Vice President Al-Hashemi certainly does not represent any Iraqi from any demographic in the country. Rather, he is edged on by Iraq’s neighboring Arab countries, which benefit from a chaotic and unstable Iraq.Iraqis are anxiously waiting for the date of the Iraqi elections, which were held up by tense weeks of wrangling by the Iraqi parliament. A compromise was finally reached several weeks by the divergent political factions, and the elections law was passed by the parliament on November 8. The Iraqi constitution stipulates that such laws must be signed by three figures – the president and his two vice presidents – before it can have any legalistic merit. President Talabani and Vice President Abdel-Mahdi did both sign the law, but Tariq al-Hashemi, who has made no effort to hide his dislike for being referred to as “the Sunni Vice President”, certainly acted the part and vetoed it.

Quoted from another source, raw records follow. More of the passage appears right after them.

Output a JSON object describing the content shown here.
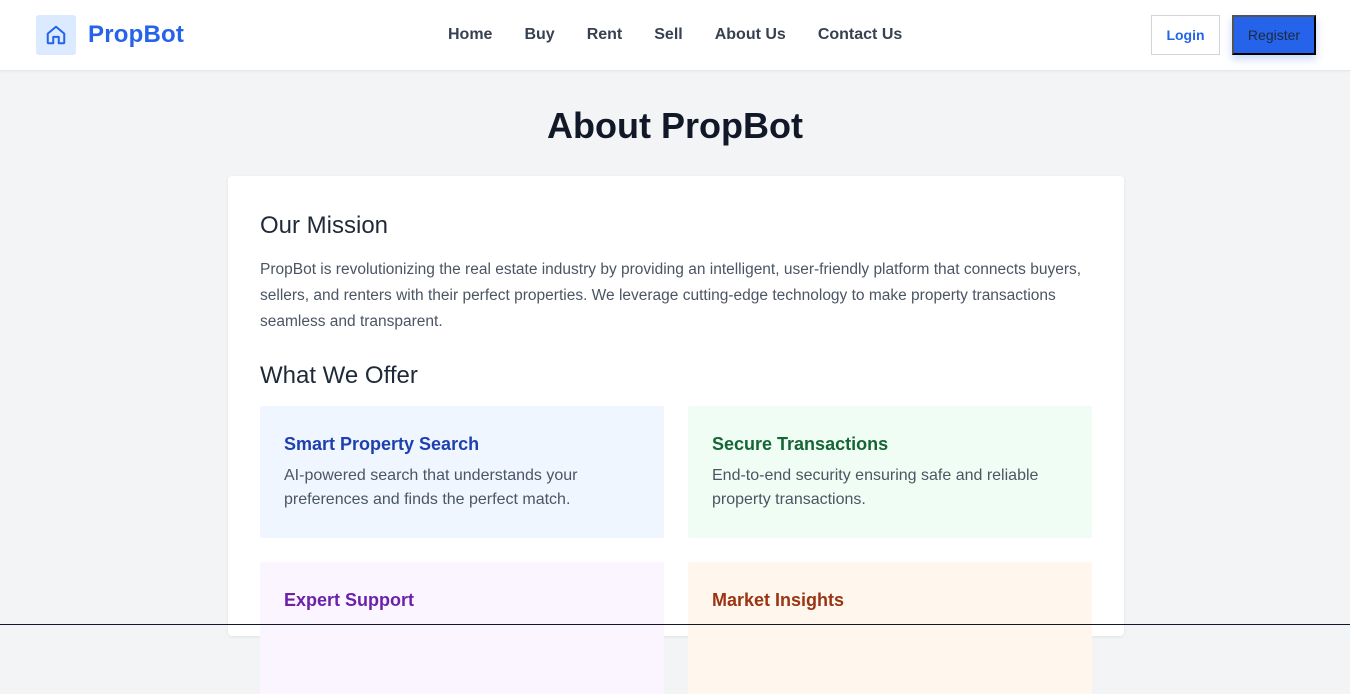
{
  "brand": {
    "name": "PropBot",
    "icon": "home-icon"
  },
  "nav": {
    "links": [
      "Home",
      "Buy",
      "Rent",
      "Sell",
      "About Us",
      "Contact Us"
    ]
  },
  "auth": {
    "login_label": "Login",
    "register_label": "Register"
  },
  "page": {
    "title": "About PropBot"
  },
  "mission": {
    "heading": "Our Mission",
    "text": "PropBot is revolutionizing the real estate industry by providing an intelligent, user-friendly platform that connects buyers, sellers, and renters with their perfect properties. We leverage cutting-edge technology to make property transactions seamless and transparent."
  },
  "offer": {
    "heading": "What We Offer",
    "items": [
      {
        "title": "Smart Property Search",
        "description": "AI-powered search that understands your preferences and finds the perfect match."
      },
      {
        "title": "Secure Transactions",
        "description": "End-to-end security ensuring safe and reliable property transactions."
      },
      {
        "title": "Expert Support",
        "description": ""
      },
      {
        "title": "Market Insights",
        "description": ""
      }
    ]
  },
  "colors": {
    "accent": "#2563eb",
    "search_bg": "#eff6ff",
    "transactions_bg": "#f0fdf4",
    "support_bg": "#faf5ff",
    "insights_bg": "#fff7ed"
  }
}
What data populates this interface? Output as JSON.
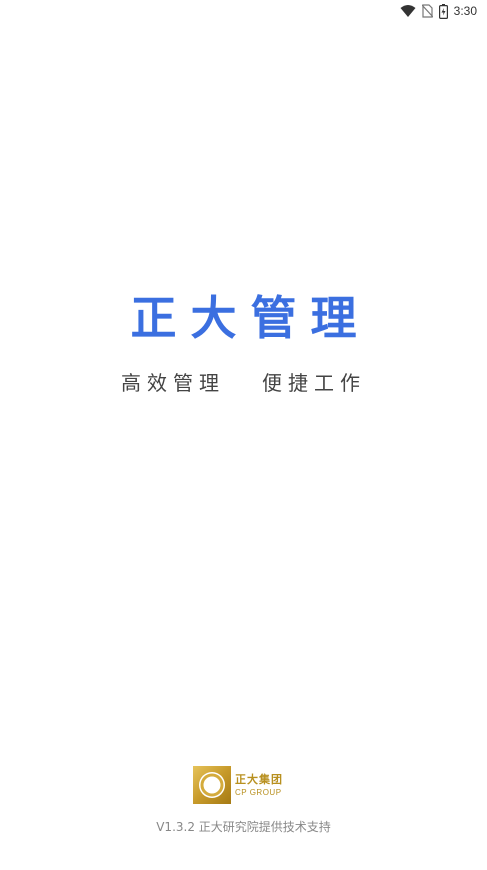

For many political observers and Iraqi citizens, the veto by al-Hashemi is a continued trend in which he displays duality of character. By vetoing the elections law and subsequently sending it back to a fractious parliament, he has also led the election commission to say it has put off preparations for the vote. The situation in Iraq presents a unique predicament, since this is only the second elections in post war Iraq, and the constitution is vehement that the elections take place by January 31. Once again, al-Hashemi has pushed the county back into political turmoil for his own marginalized interests.
While some may sympathize with al-Hashemi’s insistence that the law provided too few seats to Iraqis living abroad, others see ulterior motives. Al-Hashemi claims that the only issue was article one of the law (the status of refugees), but many critics are asking why the same was not done four years ago in the last elections by him. He is also ignoring the millions of internally displaced refugees, created by his own miscreant sectarian tactics. More significantly, in recent months we have witnessed him take on a nationalist role and then also adopting the Kurdish position on the elections law. Interestingly enough, the only two parties who are still supporting a closed system for the vote are the two largest Kurdish parties. More importantly, the new election law advocates an open ballot system where Iraqis can vote for individual candidates. Al-Hashemi attributes much of his political success to the old system that allowed parties such as his to take a free ride at the expense of the political process.
The background for the recent developments in Iraq is at odds. On one hand al-Hashemi is claiming to be the flag bearer for justice for Sunni refugees; on the other, he has also recently left the Tawafuq party and formed his own coalition. However, negotiations are still moving along for him to join the Mutlaq-Allawi alliance in a move that would be a political gamble and cause for alarm among most Iraqis, who are growing increasingly weary of unscrupulous politicians. Iraqi media has also done its share by broadcasting several Sunni Iraqi figures who unequivocally said al-Hashemi does not represent them.
The reality on the ground is fairly apparent. Al-Hashemi certainly does not represent any Iraqi from any demographic in the country. Rather, he is edged on by Iraq’s neighboring Arab countries, which benefit from a chaotic and unstable Iraq. More so, he is also supported by Turkey and its economic energy advancements in Kirkuk, which benefit from its formation into its own state of sorts. It’s a great injustice to the Iraqi people to even assert a person with as many hidden agendas as al-Hashemi represents them. He has consistency worked for his own political advancement at the cost of the Iraqi citizens. If the Iraqi elections are delayed, and this is most likely what will occur, a constitutional void will take place, leading the way for coups and attempts to overthrow the government.